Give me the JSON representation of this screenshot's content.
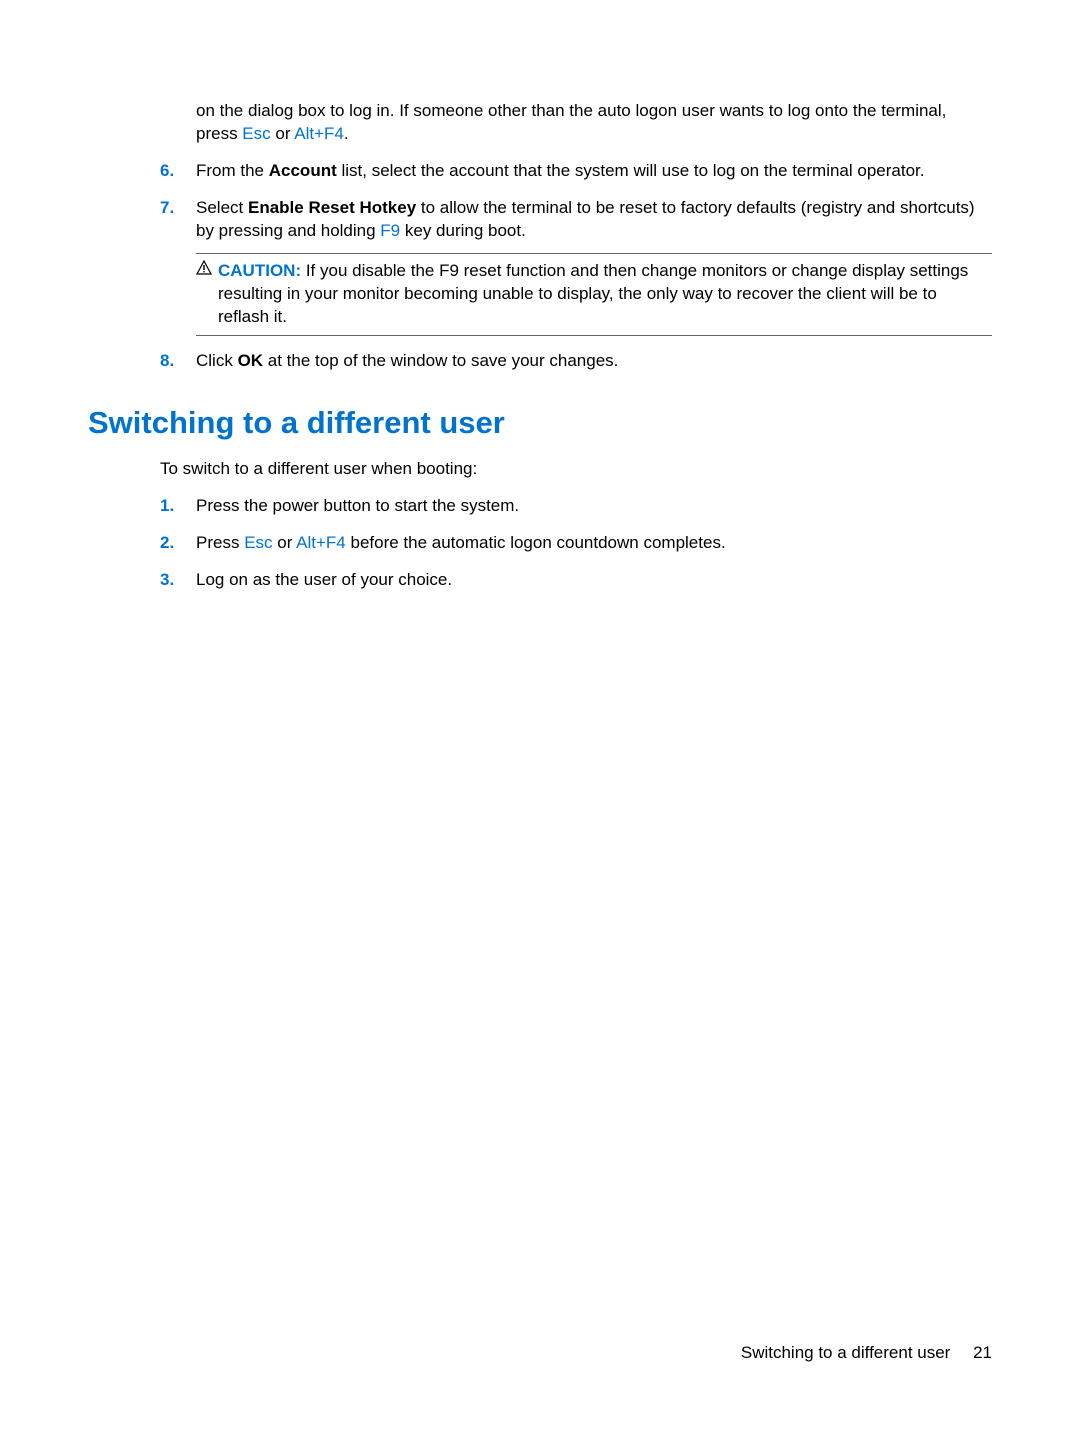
{
  "top_paragraph": {
    "pre": "on the dialog box to log in. If someone other than the auto logon user wants to log onto the terminal, press ",
    "key1": "Esc",
    "mid": " or ",
    "key2": "Alt+F4",
    "post": "."
  },
  "items_upper": [
    {
      "num": "6.",
      "segments": [
        {
          "t": "text",
          "v": "From the "
        },
        {
          "t": "bold",
          "v": "Account"
        },
        {
          "t": "text",
          "v": " list, select the account that the system will use to log on the terminal operator."
        }
      ]
    },
    {
      "num": "7.",
      "segments": [
        {
          "t": "text",
          "v": "Select "
        },
        {
          "t": "bold",
          "v": "Enable Reset Hotkey"
        },
        {
          "t": "text",
          "v": " to allow the terminal to be reset to factory defaults (registry and shortcuts) by pressing and holding "
        },
        {
          "t": "key",
          "v": "F9"
        },
        {
          "t": "text",
          "v": " key during boot."
        }
      ]
    }
  ],
  "caution": {
    "label": "CAUTION:",
    "text": "   If you disable the F9 reset function and then change monitors or change display settings resulting in your monitor becoming unable to display, the only way to recover the client will be to reflash it."
  },
  "item8": {
    "num": "8.",
    "segments": [
      {
        "t": "text",
        "v": "Click "
      },
      {
        "t": "bold",
        "v": "OK"
      },
      {
        "t": "text",
        "v": " at the top of the window to save your changes."
      }
    ]
  },
  "heading": "Switching to a different user",
  "intro_text": "To switch to a different user when booting:",
  "items_lower": [
    {
      "num": "1.",
      "segments": [
        {
          "t": "text",
          "v": "Press the power button to start the system."
        }
      ]
    },
    {
      "num": "2.",
      "segments": [
        {
          "t": "text",
          "v": "Press "
        },
        {
          "t": "key",
          "v": "Esc"
        },
        {
          "t": "text",
          "v": " or "
        },
        {
          "t": "key",
          "v": "Alt+F4"
        },
        {
          "t": "text",
          "v": " before the automatic logon countdown completes."
        }
      ]
    },
    {
      "num": "3.",
      "segments": [
        {
          "t": "text",
          "v": "Log on as the user of your choice."
        }
      ]
    }
  ],
  "footer": {
    "title": "Switching to a different user",
    "page": "21"
  }
}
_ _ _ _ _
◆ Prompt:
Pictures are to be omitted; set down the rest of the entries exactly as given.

◆ Solution for this task:
Give me the JSON representation of this screenshot's content.
{
  "top_paragraph": {
    "pre": "on the dialog box to log in. If someone other than the auto logon user wants to log onto the terminal, press ",
    "key1": "Esc",
    "mid": " or ",
    "key2": "Alt+F4",
    "post": "."
  },
  "items_upper": [
    {
      "num": "6.",
      "segments": [
        {
          "t": "text",
          "v": "From the "
        },
        {
          "t": "bold",
          "v": "Account"
        },
        {
          "t": "text",
          "v": " list, select the account that the system will use to log on the terminal operator."
        }
      ]
    },
    {
      "num": "7.",
      "segments": [
        {
          "t": "text",
          "v": "Select "
        },
        {
          "t": "bold",
          "v": "Enable Reset Hotkey"
        },
        {
          "t": "text",
          "v": " to allow the terminal to be reset to factory defaults (registry and shortcuts) by pressing and holding "
        },
        {
          "t": "key",
          "v": "F9"
        },
        {
          "t": "text",
          "v": " key during boot."
        }
      ]
    }
  ],
  "caution": {
    "label": "CAUTION:",
    "text": "   If you disable the F9 reset function and then change monitors or change display settings resulting in your monitor becoming unable to display, the only way to recover the client will be to reflash it."
  },
  "item8": {
    "num": "8.",
    "segments": [
      {
        "t": "text",
        "v": "Click "
      },
      {
        "t": "bold",
        "v": "OK"
      },
      {
        "t": "text",
        "v": " at the top of the window to save your changes."
      }
    ]
  },
  "heading": "Switching to a different user",
  "intro_text": "To switch to a different user when booting:",
  "items_lower": [
    {
      "num": "1.",
      "segments": [
        {
          "t": "text",
          "v": "Press the power button to start the system."
        }
      ]
    },
    {
      "num": "2.",
      "segments": [
        {
          "t": "text",
          "v": "Press "
        },
        {
          "t": "key",
          "v": "Esc"
        },
        {
          "t": "text",
          "v": " or "
        },
        {
          "t": "key",
          "v": "Alt+F4"
        },
        {
          "t": "text",
          "v": " before the automatic logon countdown completes."
        }
      ]
    },
    {
      "num": "3.",
      "segments": [
        {
          "t": "text",
          "v": "Log on as the user of your choice."
        }
      ]
    }
  ],
  "footer": {
    "title": "Switching to a different user",
    "page": "21"
  }
}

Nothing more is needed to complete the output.